AIM OF THE EXERCISE =>
Send back all of the records, each one exactly as written.

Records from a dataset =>
◇ ◇ ◇ ◇ ◇

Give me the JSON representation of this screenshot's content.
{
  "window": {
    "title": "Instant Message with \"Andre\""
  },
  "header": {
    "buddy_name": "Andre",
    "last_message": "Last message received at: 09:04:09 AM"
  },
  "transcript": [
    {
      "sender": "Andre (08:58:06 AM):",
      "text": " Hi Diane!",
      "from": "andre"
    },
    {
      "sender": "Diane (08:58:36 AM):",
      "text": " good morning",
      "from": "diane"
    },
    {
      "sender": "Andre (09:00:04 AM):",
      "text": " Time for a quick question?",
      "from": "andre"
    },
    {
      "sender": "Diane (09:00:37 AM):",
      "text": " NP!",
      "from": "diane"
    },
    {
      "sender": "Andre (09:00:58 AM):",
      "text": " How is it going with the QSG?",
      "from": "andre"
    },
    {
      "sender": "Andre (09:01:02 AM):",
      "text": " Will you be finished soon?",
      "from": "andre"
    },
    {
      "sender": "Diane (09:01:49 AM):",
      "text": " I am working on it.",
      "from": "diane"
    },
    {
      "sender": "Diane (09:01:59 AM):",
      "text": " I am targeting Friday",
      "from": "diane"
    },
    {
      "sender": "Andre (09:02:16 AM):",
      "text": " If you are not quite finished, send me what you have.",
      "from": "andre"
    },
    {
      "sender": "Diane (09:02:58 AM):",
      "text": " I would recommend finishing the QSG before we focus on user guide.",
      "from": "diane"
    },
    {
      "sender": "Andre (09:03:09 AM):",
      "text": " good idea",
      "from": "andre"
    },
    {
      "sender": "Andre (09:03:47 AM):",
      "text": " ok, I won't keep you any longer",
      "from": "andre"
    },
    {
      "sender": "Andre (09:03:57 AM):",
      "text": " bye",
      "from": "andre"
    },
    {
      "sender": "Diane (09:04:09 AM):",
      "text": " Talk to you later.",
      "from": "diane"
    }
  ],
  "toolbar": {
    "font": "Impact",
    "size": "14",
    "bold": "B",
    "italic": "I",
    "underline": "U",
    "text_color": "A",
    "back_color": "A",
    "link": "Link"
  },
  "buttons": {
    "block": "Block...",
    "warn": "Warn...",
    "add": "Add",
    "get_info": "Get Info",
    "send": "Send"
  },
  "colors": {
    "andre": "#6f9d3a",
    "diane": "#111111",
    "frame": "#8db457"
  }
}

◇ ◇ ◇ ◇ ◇

TASK ANSWER =>
Give me the JSON representation of this screenshot's content.
{
  "window": {
    "title": "Instant Message with \"Andre\""
  },
  "header": {
    "buddy_name": "Andre",
    "last_message": "Last message received at: 09:04:09 AM"
  },
  "transcript": [
    {
      "sender": "Andre (08:58:06 AM):",
      "text": " Hi Diane!",
      "from": "andre"
    },
    {
      "sender": "Diane (08:58:36 AM):",
      "text": " good morning",
      "from": "diane"
    },
    {
      "sender": "Andre (09:00:04 AM):",
      "text": " Time for a quick question?",
      "from": "andre"
    },
    {
      "sender": "Diane (09:00:37 AM):",
      "text": " NP!",
      "from": "diane"
    },
    {
      "sender": "Andre (09:00:58 AM):",
      "text": " How is it going with the QSG?",
      "from": "andre"
    },
    {
      "sender": "Andre (09:01:02 AM):",
      "text": " Will you be finished soon?",
      "from": "andre"
    },
    {
      "sender": "Diane (09:01:49 AM):",
      "text": " I am working on it.",
      "from": "diane"
    },
    {
      "sender": "Diane (09:01:59 AM):",
      "text": " I am targeting Friday",
      "from": "diane"
    },
    {
      "sender": "Andre (09:02:16 AM):",
      "text": " If you are not quite finished, send me what you have.",
      "from": "andre"
    },
    {
      "sender": "Diane (09:02:58 AM):",
      "text": " I would recommend finishing the QSG before we focus on user guide.",
      "from": "diane"
    },
    {
      "sender": "Andre (09:03:09 AM):",
      "text": " good idea",
      "from": "andre"
    },
    {
      "sender": "Andre (09:03:47 AM):",
      "text": " ok, I won't keep you any longer",
      "from": "andre"
    },
    {
      "sender": "Andre (09:03:57 AM):",
      "text": " bye",
      "from": "andre"
    },
    {
      "sender": "Diane (09:04:09 AM):",
      "text": " Talk to you later.",
      "from": "diane"
    }
  ],
  "toolbar": {
    "font": "Impact",
    "size": "14",
    "bold": "B",
    "italic": "I",
    "underline": "U",
    "text_color": "A",
    "back_color": "A",
    "link": "Link"
  },
  "buttons": {
    "block": "Block...",
    "warn": "Warn...",
    "add": "Add",
    "get_info": "Get Info",
    "send": "Send"
  },
  "colors": {
    "andre": "#6f9d3a",
    "diane": "#111111",
    "frame": "#8db457"
  }
}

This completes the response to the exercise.